#### [What is needed]
If a line in the entries below includes "Nigeria", pick it out and copy it.
···
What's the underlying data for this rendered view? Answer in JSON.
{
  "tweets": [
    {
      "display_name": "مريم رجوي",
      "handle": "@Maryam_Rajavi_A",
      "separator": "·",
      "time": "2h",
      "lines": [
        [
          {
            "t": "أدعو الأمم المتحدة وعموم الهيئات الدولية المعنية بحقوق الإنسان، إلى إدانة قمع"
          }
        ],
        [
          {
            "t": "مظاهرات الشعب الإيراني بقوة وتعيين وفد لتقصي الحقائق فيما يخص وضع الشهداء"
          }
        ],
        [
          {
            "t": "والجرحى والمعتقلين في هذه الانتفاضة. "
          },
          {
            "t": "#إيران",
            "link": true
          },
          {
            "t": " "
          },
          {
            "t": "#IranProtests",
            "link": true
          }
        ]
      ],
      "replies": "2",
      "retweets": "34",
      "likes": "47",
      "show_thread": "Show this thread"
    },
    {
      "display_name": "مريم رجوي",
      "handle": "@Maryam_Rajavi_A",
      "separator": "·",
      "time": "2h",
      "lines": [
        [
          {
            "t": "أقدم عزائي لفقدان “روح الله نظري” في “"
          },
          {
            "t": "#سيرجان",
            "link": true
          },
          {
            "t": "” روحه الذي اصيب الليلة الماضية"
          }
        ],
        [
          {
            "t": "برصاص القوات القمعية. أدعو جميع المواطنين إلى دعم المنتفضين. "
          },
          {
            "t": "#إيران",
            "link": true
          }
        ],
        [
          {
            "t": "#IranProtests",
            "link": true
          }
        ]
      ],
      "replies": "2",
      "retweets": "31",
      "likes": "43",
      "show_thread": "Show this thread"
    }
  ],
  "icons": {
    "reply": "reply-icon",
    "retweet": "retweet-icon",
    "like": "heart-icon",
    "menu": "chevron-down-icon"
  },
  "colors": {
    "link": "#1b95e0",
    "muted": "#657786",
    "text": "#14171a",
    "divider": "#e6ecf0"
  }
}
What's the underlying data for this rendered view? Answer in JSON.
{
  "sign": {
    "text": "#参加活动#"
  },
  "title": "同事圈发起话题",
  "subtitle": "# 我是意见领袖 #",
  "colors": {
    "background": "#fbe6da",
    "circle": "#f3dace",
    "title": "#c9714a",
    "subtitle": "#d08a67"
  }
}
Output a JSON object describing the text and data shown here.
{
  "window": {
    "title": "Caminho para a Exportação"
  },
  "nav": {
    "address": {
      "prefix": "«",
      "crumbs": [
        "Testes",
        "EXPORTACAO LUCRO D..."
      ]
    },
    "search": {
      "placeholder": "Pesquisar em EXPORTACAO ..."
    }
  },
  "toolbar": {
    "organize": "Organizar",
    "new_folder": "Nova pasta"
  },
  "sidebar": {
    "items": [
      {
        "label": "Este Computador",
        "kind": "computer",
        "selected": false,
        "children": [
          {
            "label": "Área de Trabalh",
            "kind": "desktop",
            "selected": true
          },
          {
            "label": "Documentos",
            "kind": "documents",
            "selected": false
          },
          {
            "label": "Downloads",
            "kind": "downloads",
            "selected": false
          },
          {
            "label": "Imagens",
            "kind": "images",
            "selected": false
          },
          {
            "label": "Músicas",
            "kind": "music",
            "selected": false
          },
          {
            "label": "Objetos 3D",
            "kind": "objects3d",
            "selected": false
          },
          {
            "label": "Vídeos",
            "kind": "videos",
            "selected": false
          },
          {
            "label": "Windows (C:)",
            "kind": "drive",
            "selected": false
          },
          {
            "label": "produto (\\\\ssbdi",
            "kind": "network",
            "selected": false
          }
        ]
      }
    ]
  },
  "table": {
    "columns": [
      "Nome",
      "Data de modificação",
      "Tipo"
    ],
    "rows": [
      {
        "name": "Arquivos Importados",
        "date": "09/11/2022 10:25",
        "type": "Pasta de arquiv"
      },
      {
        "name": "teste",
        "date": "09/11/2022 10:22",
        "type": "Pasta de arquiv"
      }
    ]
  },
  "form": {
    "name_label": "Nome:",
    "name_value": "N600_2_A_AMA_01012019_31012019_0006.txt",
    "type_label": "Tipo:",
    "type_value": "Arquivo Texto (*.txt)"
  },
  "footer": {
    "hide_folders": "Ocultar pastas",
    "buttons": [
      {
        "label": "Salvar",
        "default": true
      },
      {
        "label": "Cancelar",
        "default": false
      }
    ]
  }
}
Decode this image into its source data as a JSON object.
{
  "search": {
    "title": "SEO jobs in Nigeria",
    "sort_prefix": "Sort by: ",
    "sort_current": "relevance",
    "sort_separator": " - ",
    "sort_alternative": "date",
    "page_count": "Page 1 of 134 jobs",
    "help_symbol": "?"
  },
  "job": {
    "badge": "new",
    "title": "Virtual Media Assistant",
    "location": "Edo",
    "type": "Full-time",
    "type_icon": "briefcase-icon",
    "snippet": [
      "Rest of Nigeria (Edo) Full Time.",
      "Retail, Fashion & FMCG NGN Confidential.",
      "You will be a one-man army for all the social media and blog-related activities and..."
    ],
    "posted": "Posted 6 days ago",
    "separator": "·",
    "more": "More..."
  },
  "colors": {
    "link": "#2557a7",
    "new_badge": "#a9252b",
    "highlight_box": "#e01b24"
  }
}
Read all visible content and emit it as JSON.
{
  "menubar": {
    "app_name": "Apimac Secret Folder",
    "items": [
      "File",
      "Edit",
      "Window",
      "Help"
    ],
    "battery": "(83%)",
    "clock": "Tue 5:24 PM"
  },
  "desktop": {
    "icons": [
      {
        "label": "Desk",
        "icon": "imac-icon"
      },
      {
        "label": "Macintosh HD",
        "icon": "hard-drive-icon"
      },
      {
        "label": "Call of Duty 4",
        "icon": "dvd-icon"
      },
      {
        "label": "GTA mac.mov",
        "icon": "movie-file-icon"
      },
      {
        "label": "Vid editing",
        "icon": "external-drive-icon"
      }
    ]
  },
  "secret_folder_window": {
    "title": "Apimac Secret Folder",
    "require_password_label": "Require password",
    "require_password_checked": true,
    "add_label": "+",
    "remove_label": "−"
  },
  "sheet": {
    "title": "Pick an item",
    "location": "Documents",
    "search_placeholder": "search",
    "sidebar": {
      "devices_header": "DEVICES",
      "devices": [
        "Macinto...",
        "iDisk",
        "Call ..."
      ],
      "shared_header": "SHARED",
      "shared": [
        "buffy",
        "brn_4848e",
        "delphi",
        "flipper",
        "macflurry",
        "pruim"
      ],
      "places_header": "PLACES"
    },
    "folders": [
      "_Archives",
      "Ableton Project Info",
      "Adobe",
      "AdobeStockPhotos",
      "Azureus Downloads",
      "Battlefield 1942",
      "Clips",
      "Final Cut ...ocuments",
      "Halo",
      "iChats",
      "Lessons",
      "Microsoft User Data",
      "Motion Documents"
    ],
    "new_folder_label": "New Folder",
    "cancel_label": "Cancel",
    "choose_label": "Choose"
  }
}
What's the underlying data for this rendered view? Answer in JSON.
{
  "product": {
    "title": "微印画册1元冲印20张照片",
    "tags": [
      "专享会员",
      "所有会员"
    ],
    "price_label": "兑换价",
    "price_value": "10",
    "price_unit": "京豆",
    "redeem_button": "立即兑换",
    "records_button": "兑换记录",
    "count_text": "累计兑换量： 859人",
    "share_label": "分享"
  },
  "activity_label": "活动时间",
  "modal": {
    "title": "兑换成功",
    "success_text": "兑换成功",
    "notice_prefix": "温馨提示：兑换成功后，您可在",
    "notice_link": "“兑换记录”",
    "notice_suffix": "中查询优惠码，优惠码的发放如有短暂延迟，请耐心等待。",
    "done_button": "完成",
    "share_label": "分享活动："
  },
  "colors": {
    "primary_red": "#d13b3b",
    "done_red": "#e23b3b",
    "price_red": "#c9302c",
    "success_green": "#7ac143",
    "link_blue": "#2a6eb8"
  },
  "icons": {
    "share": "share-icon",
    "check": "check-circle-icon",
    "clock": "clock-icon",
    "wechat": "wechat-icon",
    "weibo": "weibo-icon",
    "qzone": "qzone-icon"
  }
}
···
#### [Completed exercise]
    "title": "SEO jobs in Nigeria",
      "Rest of Nigeria (Edo) Full Time.",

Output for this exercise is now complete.